*Note: This profile was written by Scott Panagrosso, an NC Works Career Pathways facilitator, Prosperity Zones 2 & 4, for the North Carolina Department of Commerce. FTCC was given permission to share the article. It has been edited for style.
How would you define career success? Everyone’s answer is different, but Marc Barnes of Fayetteville seems to have his answer – and willing to share it! On the surface, Barnes looks like any other 20 year old attending FTCC. But scratch that surface, and you will learn this young man has a bright future ahead of him.
Barnes was home schooled and planned to pursue post-secondary education. In his junior year of high school, he met with the FTCC High School Connections Coordinator. When asked about his interests, Barnes said, “I want to do something with my hands”. The counselor told him about a new program called Collision Repair and Refinishing Technology, a two-year / five semester associate in applied science degree program preparing students for careers in the automotive collision repair industry.
A car enthusiast, Barnes quickly agreed to give it a shot. He enrolled into FTCC through Career and College Promise. He excelled in the program and upon graduating from high school, enrolled at FTCC fall 2017.

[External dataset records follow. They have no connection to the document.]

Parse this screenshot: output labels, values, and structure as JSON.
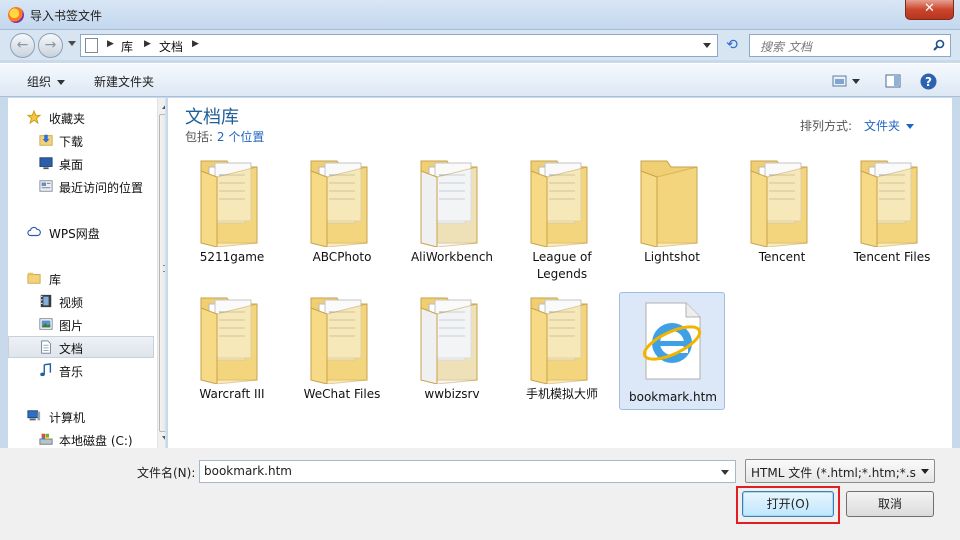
{
  "window": {
    "title": "导入书签文件",
    "close_symbol": "✕"
  },
  "nav": {
    "back_symbol": "←",
    "forward_symbol": "→",
    "breadcrumb": [
      "库",
      "文档"
    ],
    "refresh_symbol": "⟲",
    "search_placeholder": "搜索 文档"
  },
  "toolbar": {
    "organize_label": "组织",
    "new_folder_label": "新建文件夹",
    "help_symbol": "?"
  },
  "sidebar": {
    "items": [
      {
        "label": "收藏夹",
        "icon": "star-icon"
      },
      {
        "label": "下载",
        "icon": "download-folder-icon"
      },
      {
        "label": "桌面",
        "icon": "desktop-icon"
      },
      {
        "label": "最近访问的位置",
        "icon": "recent-places-icon"
      },
      {
        "label": "WPS网盘",
        "icon": "cloud-icon"
      },
      {
        "label": "库",
        "icon": "library-icon"
      },
      {
        "label": "视频",
        "icon": "video-icon"
      },
      {
        "label": "图片",
        "icon": "pictures-icon"
      },
      {
        "label": "文档",
        "icon": "documents-icon"
      },
      {
        "label": "音乐",
        "icon": "music-icon"
      },
      {
        "label": "计算机",
        "icon": "computer-icon"
      },
      {
        "label": "本地磁盘 (C:)",
        "icon": "disk-icon"
      }
    ],
    "selected": "文档"
  },
  "content": {
    "library_title": "文档库",
    "includes_label": "包括:",
    "includes_link": "2 个位置",
    "sort_label": "排列方式:",
    "sort_value": "文件夹",
    "items": [
      {
        "name": "5211game",
        "type": "folder"
      },
      {
        "name": "ABCPhoto",
        "type": "folder"
      },
      {
        "name": "AliWorkbench",
        "type": "folder-white"
      },
      {
        "name": "League of Legends",
        "type": "folder"
      },
      {
        "name": "Lightshot",
        "type": "folder-empty"
      },
      {
        "name": "Tencent",
        "type": "folder"
      },
      {
        "name": "Tencent Files",
        "type": "folder"
      },
      {
        "name": "Warcraft III",
        "type": "folder"
      },
      {
        "name": "WeChat Files",
        "type": "folder"
      },
      {
        "name": "wwbizsrv",
        "type": "folder-white"
      },
      {
        "name": "手机模拟大师",
        "type": "folder"
      },
      {
        "name": "bookmark.htm",
        "type": "htm-file",
        "selected": true
      }
    ]
  },
  "footer": {
    "filename_label": "文件名(N):",
    "filename_value": "bookmark.htm",
    "filter_value": "HTML 文件 (*.html;*.htm;*.sht",
    "open_label": "打开(O)",
    "cancel_label": "取消"
  },
  "colors": {
    "accent_link": "#2165c4",
    "library_title": "#1e5f96",
    "annotation_box": "#e02020"
  }
}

Thanks to North Carolina’s Career and College Promise program, Barnes already completed the first of the five semesters while still in high school. Thanks to FTCC’s close relationship with the automotive industry, he met many local employers. His new skills and enthusiasm earned him employment with ABRA Autobody & Glass, a national collision repair corporation in 2018.

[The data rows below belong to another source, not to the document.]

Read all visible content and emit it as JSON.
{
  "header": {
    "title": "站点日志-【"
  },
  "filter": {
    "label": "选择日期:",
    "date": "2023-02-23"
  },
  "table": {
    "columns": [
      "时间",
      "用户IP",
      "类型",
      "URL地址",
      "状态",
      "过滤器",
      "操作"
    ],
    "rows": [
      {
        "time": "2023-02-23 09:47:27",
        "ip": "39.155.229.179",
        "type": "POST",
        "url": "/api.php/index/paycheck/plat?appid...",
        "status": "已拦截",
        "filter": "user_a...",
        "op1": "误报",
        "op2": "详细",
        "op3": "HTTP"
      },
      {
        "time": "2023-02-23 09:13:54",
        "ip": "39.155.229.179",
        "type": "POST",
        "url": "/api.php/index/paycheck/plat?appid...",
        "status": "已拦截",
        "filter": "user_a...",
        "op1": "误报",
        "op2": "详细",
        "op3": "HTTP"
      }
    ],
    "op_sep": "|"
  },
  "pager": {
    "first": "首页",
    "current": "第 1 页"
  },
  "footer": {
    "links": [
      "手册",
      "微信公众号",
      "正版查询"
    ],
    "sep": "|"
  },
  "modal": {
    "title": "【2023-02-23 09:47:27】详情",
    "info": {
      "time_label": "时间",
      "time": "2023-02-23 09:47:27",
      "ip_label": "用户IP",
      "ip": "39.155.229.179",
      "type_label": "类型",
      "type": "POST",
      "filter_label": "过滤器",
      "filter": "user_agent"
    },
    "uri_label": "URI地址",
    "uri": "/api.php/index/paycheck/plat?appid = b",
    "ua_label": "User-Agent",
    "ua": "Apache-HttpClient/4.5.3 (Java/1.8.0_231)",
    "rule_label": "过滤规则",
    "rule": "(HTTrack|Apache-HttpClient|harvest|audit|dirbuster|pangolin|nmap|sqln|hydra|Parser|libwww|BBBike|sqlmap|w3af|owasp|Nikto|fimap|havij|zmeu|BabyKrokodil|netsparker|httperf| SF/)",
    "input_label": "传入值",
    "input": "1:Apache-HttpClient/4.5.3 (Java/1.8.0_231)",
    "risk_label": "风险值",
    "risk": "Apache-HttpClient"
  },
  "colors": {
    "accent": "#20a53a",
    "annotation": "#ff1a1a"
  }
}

During the last semester of each class, the program hosts Draft Days, a hiring rodeo when many collision repair employers visit FTCC’s Collision Repair & Refinishing Technology Center on Santa Fe Drive to hire future employees out of the upcoming graduating class annually. Ten companies were represented fall 2018. Barnes was offered a position by three employers. In the end, he selected Priority Collision based out of Richmond, VA. Barnes shared details about the offer which some would describe as quite impressive. The company agreed to pay off his existing student loans and purchase a new set of specialized collision repair tools for a combined incentive worth more than $12,000. In addition, Priority Collision offered Barnes a subsidized apartment for six months, recognizing he was leaving home for an unknown city. Finally, between a base salary and incentives, Barnes expected to earn just more than $70,000 annually.

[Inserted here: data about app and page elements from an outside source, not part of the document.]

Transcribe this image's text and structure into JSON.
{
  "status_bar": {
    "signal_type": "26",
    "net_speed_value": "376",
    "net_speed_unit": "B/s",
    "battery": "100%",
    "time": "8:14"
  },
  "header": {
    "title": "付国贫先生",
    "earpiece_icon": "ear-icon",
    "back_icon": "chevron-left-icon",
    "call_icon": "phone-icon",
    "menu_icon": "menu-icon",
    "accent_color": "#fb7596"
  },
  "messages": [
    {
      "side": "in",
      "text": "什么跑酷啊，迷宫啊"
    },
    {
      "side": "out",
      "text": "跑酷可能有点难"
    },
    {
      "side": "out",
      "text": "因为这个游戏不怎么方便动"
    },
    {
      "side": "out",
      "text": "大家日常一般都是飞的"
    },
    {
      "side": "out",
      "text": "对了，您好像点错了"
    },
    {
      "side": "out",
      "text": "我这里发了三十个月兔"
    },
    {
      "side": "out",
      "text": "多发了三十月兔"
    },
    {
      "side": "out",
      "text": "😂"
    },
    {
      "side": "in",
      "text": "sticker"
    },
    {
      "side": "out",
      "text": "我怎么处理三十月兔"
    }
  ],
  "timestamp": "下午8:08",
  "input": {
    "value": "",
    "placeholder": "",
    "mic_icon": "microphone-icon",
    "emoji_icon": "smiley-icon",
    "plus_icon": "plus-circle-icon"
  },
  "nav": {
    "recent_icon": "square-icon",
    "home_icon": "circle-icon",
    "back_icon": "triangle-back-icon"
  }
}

Now, Barnes works as an Estimator at Priority Collision, a position for which he hadn’t given much thought to as a student.
“Never thought I’d be estimating, but I actually like it,” he wrote via text message.
So, how would you define success? Barnes’ version certainly is one example. He graduated with an associate’s degree, 19 industry recognized credentials in the automotive collision repair industry, no college debt and a great job. In 2017, the average graduate with a four year degree earns $49,785, according to the Society for Human Resource Management. [In 2017,] USA Today reported 68% of bachelor’s degree students graduated with student loan debt averaging $30,100 per borrower.
FTCC’s Collision Repair and Refinishing Technology Program is one of 35 certified career pathways. It continues to produce skilled graduates for the automotive repair industry.
For more information, contact FTCC at (910) 486-3995. The Collision Repair Education Foundation reports a nationwide shortage of collision repair specialists with demand increasing annually. The Federal Bureau of Labor Statistics annual job growth in the field by 8% annually.